You will need certutil and pk12util. On Fedora, both of these are in the nss-tools package.

First, determine the path to your Firefox user profile. On Linux systems, it usually looks like ~/.mozilla/firefox/foo.default, where foo is some alphanumeric string. I'll use foo.default for the examples, but remember to replace it with the real path. Now, get a list of certificates:

$ certutil -L -d ~/.mozilla/firefox/foo.default

You should get a pretty big list. Find the name of the one you're interested in and export it:

$ pk12util -d ~/.mozilla/firefox/foo.default \
           -o /path/to/export-file.p12 \
           -n 'Some certificate that I want to export'

Once you're exported it, you can import by using -i instead of -o:

$ pk12util -d ~/.mozilla/firefox/foo.default -i /path/to/export-file.p12

Tags: certificate, cli, firefox | Posted at 18:29 | Comments (2)

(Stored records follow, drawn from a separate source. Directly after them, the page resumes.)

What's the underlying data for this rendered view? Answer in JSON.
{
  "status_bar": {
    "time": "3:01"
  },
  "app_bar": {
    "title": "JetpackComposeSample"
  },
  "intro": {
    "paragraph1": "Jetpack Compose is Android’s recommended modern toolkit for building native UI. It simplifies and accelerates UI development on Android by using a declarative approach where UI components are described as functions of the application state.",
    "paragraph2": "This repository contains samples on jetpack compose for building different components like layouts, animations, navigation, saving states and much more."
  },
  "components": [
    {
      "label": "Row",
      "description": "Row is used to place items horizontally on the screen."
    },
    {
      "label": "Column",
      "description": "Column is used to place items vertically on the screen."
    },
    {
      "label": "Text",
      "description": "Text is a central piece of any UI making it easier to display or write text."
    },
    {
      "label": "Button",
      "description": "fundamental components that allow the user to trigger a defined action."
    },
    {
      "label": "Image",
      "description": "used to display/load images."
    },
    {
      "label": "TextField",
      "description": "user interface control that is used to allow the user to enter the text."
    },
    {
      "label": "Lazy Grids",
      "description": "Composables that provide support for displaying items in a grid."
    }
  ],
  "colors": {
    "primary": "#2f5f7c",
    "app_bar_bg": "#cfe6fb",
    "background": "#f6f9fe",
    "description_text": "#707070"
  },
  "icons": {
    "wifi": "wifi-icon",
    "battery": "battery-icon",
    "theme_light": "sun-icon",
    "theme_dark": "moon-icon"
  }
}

Digikam and geotagging

Monday, January 3, 2011


Digikam is probably one of my favorite programs that I use on a regular basis. It's got all the regular digital photo album functionality, as well as some cool extras like lens distortion correction, a pretty cool bulk renamer, and import/export for Picasa, Facebook, and others. I think the coolest is geotagging — recording latitude/longitude coordinates in photos. A few years ago this wasn't very popular with casual photographers, since it requires carrying around a GPS device. But today, many smartphones, and even some non-phone cameras, have built-in GPS receivers that automatically record location information with each photo taken. And even if your camera doesn't have GPS integrated, it's easy to use a free GPS logger app to record where you've been and later use software to correlate the GPS log with your photo timestamps.

Once your photos are geotagged, you can search for all the pictures you've taken in a particular area. It looks like I've taken 212 photos in the city of Wuhan, for example.

geotagged photos in China

Also, you can take a look at a group of pictures (e.g. from a particular day) and see where they were taken. These photos were from riding a horse on a rural mountain trail for a few hours. (The map is blank because it's rural China — no data here.)

a series of pictures taken on the same day

Or do an arbitrary search and see where the photos were taken. Here are all my geotagged photos of Handi:

photos of me and Handi

Modern technology is pretty awesome.

Tags: digikam, geotagging, photography | Posted at 20:15 | Comments (0)